I currently work for Mike Hooks, operating a Dredge Tender. I was wondering what license I can get for doing so and move on to better company’s. I asked around over here and no one can give me a straight answer. Nor do I think they would want to pay me more. We had a licensed boatman a few months ago and he was making pretty good pay and that’s where I’m trying to get or move to great lakes or weeks. Any help and advice is appreciated.
how big is the tender? depending on tonnage you may qualify to sit for a 50 or 100 grt license.
may be able to sit for an ab ticket too.
I want to say about 34 or 33 feet not sure on tonnage . And neither is anyone else here. Next time we get a crane out here to lift one up I’ll get the weight on it
look for documentation reflecting the gross registered tonnage of the tender. weighing it with a crane isn’t going to help you much.
while you’re at it look up what gross registered tonnage is.
go to the national maritime center’s website to see the checklists, and in turn see what capacities you may qualify for. i don’t recall off the top of my head but to qualify for a 100 grt license I think you need time on a boat over 35 grt. chances are this vessel is smaller than that so they would do a calculation that would give you a smaller license, most likely 50 grt. this will leave you even more so limited on finding lucrative income.
might be better off looking for a job as a deckhand on a tug, crewboat or small osv because you’ll probably end up on the deck anyway. hard enough finding viable employment with a 100 ton license these days.
You can use any “seatime” that you have from any vessel, right down to your own very small boats.
I don’t remember the rules for these small licenses, but I think you only need 360 (8 hour) days for an “Inland” license. The schools that offer license Prep courses can help you with the application for free.
The small boat your on my have state registration numbers, and therefore no official "gross registered tonnage. " The USCG has some rule for estimating tonnage of state registered boats. If the vessel is “documented” with the USCG, the it will be “admeasured” and has an official “gross registered tonnage.” As a guess, I would expect a 35’ boat to be about 10 gross registered tons. You may only get a 25 ton license, but that’s a good start.

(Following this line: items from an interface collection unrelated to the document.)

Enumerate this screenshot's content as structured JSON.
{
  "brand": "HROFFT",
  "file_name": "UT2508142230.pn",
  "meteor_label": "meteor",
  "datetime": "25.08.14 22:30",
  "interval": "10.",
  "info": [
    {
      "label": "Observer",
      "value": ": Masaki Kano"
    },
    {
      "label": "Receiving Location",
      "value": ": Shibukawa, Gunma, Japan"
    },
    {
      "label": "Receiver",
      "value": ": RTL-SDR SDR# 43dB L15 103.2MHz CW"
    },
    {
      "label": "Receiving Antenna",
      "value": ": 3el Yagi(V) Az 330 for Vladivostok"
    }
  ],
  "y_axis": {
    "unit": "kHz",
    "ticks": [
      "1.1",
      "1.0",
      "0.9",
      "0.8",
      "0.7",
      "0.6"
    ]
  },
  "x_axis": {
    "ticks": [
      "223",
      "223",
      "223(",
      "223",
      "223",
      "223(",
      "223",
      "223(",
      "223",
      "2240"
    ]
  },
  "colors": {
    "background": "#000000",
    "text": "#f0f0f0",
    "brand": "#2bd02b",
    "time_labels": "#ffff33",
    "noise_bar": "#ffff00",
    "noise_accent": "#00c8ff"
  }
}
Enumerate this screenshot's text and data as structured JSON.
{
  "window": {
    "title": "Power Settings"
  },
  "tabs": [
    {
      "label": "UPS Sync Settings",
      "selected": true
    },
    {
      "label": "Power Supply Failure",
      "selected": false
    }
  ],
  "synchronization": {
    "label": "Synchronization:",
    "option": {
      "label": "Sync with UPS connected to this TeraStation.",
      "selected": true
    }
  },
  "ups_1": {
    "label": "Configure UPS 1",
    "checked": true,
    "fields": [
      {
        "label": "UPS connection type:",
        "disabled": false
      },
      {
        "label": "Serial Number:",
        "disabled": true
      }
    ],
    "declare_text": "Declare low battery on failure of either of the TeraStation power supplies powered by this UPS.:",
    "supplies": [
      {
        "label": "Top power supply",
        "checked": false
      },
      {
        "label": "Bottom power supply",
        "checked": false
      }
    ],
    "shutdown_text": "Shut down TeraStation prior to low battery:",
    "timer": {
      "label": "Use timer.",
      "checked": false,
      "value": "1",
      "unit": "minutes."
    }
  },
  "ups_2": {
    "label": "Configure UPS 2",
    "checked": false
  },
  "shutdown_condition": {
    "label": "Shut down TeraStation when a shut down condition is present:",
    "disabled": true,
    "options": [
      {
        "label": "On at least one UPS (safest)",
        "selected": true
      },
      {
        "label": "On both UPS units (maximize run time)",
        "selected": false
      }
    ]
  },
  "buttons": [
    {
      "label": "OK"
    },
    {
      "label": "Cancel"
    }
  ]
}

You can estimate state registered small craft tonnage using the guidelines shown here:
I just found some paperwork it’s 43,780 pounds with out equipment. So rounding up 22 tons
you are an IDIOT Mr. Warm Flat Animal Beer
license rules have NOTHING whatsoever to do with a vessel’s displacement but its GROSS TONNAGE!
Christ, let him be, this guy obviously has no regulatory background which is common in the dredging industry, he is making an honest effort.
Easy, there, C.cap, next you’ll be talking about cubic yards of wheat or some other crazy shit…
when he mentioned he was going to get a crane to weigh his tender, I did suggest to him to look into what gross registered tonnage is.
however in his defense I probably made things more convoluted with my response and he may have missed it.
Sent him a PM , may help to straighten things a bit .
You should read the code of conduct again. As you know personal attacks are not allowed.
Give the guy a break. Dredging isn’t the same as tugs or ships, it’s a different culture.
you’re right and I am sorry but every since Doug Douchesabbag slithered through this place the other day, I have had a persistent taste of blood in my mouth and when that happens…
Go ahead and make the jump to Manson weeks and Great Lakes where they have bigger equipment
I must have missed that excitement. I, for one, won’t stop you from unloading on moron trolls, just give the guys asking honest questions a break.
I have worked for Great Lakes for 20 years as a dredge tender I have a 100 ton master and don’t come to be great lakes because they are selling all of their boats and use rental boats now
A 33 foot boat is likely around 9-15 gross tons. FYI